Plans to designate at least 10% of Scotland’s seas as Highly Protected Marine Areas are the ‘biggest threat to the north-east fishing industry for decades’
Banff and Buchan MP David Duguid raised concerns at Westminster’s Scottish Affairs Committee which took evidence from UK Government Fisheries Minister, Mark Spencer, on a number of issues facing the fishing sector.
Mr Duguid said the Scottish Government’s plans to install HPMAs and offshore wind, to a larger extent than elsewhere in the UK, is causing concerns of “spatial squeeze” and will be detrimental to the Scottish fleet. He also expressed fears that long-established businesses will become non-viable if north-east waters are included within the new HPMAs.

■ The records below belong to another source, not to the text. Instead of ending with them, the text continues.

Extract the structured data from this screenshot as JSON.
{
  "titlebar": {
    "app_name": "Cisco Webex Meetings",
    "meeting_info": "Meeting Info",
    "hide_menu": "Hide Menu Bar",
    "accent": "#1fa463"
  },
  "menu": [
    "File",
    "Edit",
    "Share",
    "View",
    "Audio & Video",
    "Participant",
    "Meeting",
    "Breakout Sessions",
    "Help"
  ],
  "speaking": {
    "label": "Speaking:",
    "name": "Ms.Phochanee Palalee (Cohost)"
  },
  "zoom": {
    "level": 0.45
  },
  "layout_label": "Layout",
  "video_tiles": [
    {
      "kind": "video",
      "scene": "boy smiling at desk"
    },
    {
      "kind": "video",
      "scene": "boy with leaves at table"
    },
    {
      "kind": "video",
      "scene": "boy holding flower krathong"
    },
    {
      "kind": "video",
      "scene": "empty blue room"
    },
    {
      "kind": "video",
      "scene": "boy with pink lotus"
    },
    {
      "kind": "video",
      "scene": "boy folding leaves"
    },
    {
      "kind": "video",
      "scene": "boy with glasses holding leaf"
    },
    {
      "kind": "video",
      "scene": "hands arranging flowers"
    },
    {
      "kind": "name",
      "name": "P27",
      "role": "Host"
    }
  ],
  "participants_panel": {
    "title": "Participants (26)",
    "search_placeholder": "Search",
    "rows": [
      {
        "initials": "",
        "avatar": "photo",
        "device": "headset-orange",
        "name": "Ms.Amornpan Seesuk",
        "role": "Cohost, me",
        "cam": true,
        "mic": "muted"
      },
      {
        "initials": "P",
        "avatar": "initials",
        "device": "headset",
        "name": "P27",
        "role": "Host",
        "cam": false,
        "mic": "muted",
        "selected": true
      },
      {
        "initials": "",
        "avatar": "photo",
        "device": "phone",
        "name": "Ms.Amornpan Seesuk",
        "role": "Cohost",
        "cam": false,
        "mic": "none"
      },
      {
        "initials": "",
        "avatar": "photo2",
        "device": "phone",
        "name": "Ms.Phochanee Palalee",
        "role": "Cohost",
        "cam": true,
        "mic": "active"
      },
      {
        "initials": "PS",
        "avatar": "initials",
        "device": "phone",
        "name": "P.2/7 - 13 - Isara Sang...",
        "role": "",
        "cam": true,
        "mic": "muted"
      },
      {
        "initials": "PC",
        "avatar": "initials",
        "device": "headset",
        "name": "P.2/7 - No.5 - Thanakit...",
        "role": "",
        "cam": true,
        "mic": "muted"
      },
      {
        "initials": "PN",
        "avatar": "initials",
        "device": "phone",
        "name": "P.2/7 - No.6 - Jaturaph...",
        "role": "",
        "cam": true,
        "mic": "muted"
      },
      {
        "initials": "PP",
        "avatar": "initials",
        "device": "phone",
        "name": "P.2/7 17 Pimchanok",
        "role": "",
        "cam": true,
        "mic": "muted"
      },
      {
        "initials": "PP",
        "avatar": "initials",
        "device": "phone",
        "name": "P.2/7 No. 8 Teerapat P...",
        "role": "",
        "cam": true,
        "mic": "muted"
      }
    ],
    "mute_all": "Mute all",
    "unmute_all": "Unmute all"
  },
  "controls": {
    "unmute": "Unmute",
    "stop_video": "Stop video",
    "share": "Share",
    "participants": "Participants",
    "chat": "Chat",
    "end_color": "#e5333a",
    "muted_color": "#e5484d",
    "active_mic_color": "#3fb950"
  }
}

It follows concerns from organisations including the Scottish Fisherman’s Federation which described the plans as “government greenwashing” while “prioritising political objectives over good policy-making and decision-taking”.
The MP said: “At the committee I raised a number of issues with the minister from the discussions I have had with the sector. The HPMA proposals are rightly causing a huge amount of concern and it seems that the SNP-Green Government want to squeeze our fishing vessels out of large areas of the sea to the detriment of our valuable industry.
"There is absolutely no doubt these plans present the biggest threat to the north-east fishing industry for decades.”
Mr Duguid also raised issues with access to labour for the seafood processing sector and welcomed the addition of offshore deckhands to the skilled worker list but called for more flexibility in the English language test, particularly the written test.
He added: “Successive years since our exit from the EU, the Common Fisheries Policy and becoming an independent coastal state have all seen a steady improvement in catching opportunities for the Scottish fleet – particularly in Banff and Buchan.
“I was also pleased to hear, from the Defra Officials responsible for leading negotiations with other coastal states, that the key leverage we have of access to UK waters is ‘front and centre’ in those discussions.”